Purim Time For a Sober Look At Jews and Alcohol
By Moshe Werzberger MD
As I was driving on Shabbos, rushing an intoxicated, unresponsive teenager who was vomiting blood to the ER, the absurdity of the situation was painfully evident to me. Here was a young student who together with some friends at an Oneg Shabbos had, without any second thought, drunk himself to the point of endangering his life. Yet, on Purim we allow our children unrestricted access to alcohol, endangering their lives.
An unresponsive, intoxicated patient requires approximately nine hours to return to sobriety. During this time of stupor, lethargy, and diminished reflexes, the patient is in danger. He may lose control of his airway, vomit, choke, and heaven forbid die. He may have a seizure, or suffer an irregular heartbeat. If someone is used to drinking alcohol on a regular basis it is possible for him to attain much higher alcohol levels, which can cause him to lapse into a coma, or even to die from direct alcohol poisoning.
It is time to reevaluate our community's use of alcohol. Clearly we are drinking much more than our parent's generation, and our children are drinking more than us. This is the age of "At Risk Children". Doesn't anyone see the obvious correlation between the profuse alcohol consumption among our youth and the unprecedented number of children using illegal and dangerous drugs?
In the other communities, addicts of all backgrounds, from the inner city to the affluent suburbs, were studied to find a common cause for their addiction. The common denominator found between these disparate groups was the early introduction to the recreational use of alcohol.

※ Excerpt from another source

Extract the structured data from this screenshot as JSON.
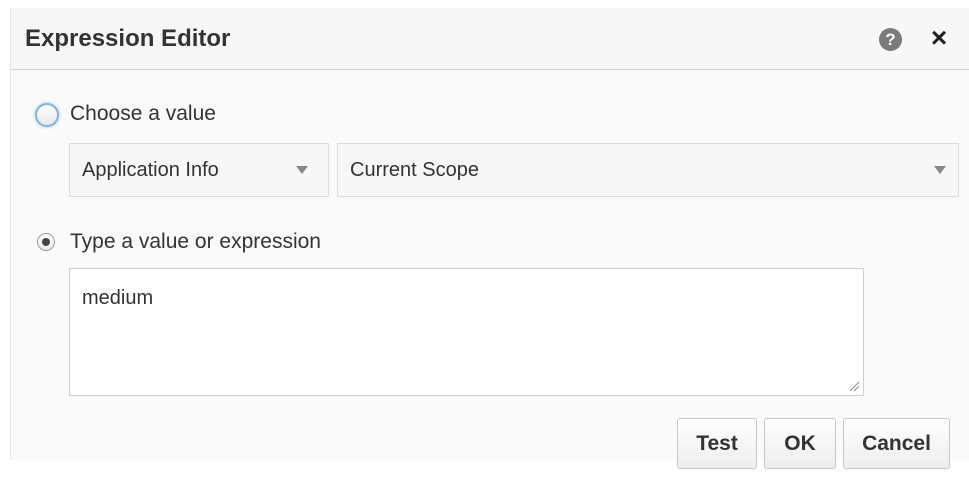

Have you taken an objective look at how much alcohol you drink? How many shots do you have at a kiddush? How many drinks do you have on Friday night? Are you well versed in the differences between the single malts, barrel proof bourbons, and of course the 127 proof Bookers? Have you spoken to your teenage son, asked him about his alcohol consumption? Does he have a few beers at a party or Oneg Shabbos? Does he drink hard liquor at a kiddush on Shabbos, or at a wedding or Bar Mitzvah? How much is he drinking while away at camp? At affairs, our underage youth drink beer and hard liquor in full view of the adults, without any reprimand. It is not uncommon for there to be several of our youth, clearly intoxicated, at a given event.
To be clear; alcohol is a drug, with dangerous and possibly deadly consequences. It is not OK for teenagers to drink liquor or beer. It is unhealthy, illegal, and can lead to Marijuana, Cocaine, or Heroin addiction, not to mention the potential for lifelong alcohol dependency. It is not OK for an adult to have multiple drinks at a kiddush or affair. This is unhealthy for the adult and is incongruent with the behavior we ought to expect from our children.

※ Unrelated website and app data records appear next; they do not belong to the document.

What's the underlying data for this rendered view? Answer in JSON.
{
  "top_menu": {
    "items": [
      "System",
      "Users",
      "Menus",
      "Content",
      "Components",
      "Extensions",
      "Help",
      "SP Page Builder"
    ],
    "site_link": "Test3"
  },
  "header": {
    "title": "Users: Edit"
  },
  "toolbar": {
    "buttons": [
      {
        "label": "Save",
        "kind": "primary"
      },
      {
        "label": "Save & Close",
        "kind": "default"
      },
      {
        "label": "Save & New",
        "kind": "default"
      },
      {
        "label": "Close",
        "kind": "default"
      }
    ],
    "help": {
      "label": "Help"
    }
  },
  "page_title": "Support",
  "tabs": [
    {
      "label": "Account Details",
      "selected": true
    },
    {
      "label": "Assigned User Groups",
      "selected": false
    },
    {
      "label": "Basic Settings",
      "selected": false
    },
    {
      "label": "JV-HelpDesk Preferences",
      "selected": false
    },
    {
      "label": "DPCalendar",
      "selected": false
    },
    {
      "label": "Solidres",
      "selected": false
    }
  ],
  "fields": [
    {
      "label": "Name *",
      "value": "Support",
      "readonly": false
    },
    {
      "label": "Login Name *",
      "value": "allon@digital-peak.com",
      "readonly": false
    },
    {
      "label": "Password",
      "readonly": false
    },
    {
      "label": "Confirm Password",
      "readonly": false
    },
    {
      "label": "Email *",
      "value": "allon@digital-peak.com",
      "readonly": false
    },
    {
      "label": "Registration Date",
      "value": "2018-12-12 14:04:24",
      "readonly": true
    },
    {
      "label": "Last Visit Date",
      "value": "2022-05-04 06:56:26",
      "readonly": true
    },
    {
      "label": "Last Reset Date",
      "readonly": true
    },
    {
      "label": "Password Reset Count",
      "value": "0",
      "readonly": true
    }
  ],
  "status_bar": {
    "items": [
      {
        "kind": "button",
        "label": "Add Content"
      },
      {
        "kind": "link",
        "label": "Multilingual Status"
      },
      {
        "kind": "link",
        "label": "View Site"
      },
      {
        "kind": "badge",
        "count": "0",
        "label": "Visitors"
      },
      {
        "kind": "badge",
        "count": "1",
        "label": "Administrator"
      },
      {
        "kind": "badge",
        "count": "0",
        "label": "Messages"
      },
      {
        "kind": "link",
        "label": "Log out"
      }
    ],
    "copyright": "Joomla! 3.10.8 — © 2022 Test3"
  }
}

As Jews, we were given the gift of a Torah way of life. Noach's son Shem was blessed because of his dignified behavior when his father became intoxicated. Cham, however was cursed due to his improper response to the situation. Jews until now had an admirable reputation for sobriety. The Torah teaches us how to elevate the use of alcohol through the commandments; such as kiddush on shabbos, the four cups at the seder, wedding ceremonies, and circumcisions. This is the proper setting for the use of alcohol.
One of the commandments of Purim is to drink. But how much need one drink to fulfill his obligation, is there a limit? How could it be that God requires us to endanger our lives, and the lives of others in order to fulfill our obligation on Purim? According to the Halacha the proper way to celebrate on Purim is as follows. The commandment of drinking is only fulfilled with wine. Therefore, beer and liquor should not be drunk at all on Purim. Furthermore, this commandment only applies at the daytime Purim meal. Any amount of wine, which will cause the person to become intoxicated and behave in an improper manner, should not be drunk on Purim.
Teenagers who make the rounds collecting charity on Purim should not be served alcohol. You are endangering their lives, and the lives of others. Furthermore, you are legally responsible for any harm resulting from their intoxication.
On Purim we celebrate that God saved us from destruction at the hands of an external enemy. Today, the immediate threat to the future of the Jewish people is from our own behavior. In the merit of celebrating Purim properly, may we triumph over the threat of addiction, and may we see our children grow to become good Jews and successful people.
This article by Dr. Moshe Werzberger, practicing internist in Brooklyn, NY and Former Chairman of Emergency Medicine at Brookdale University Hospital is distributed as a public service by The Orthodox Caucus and its task force on Substance Abuse.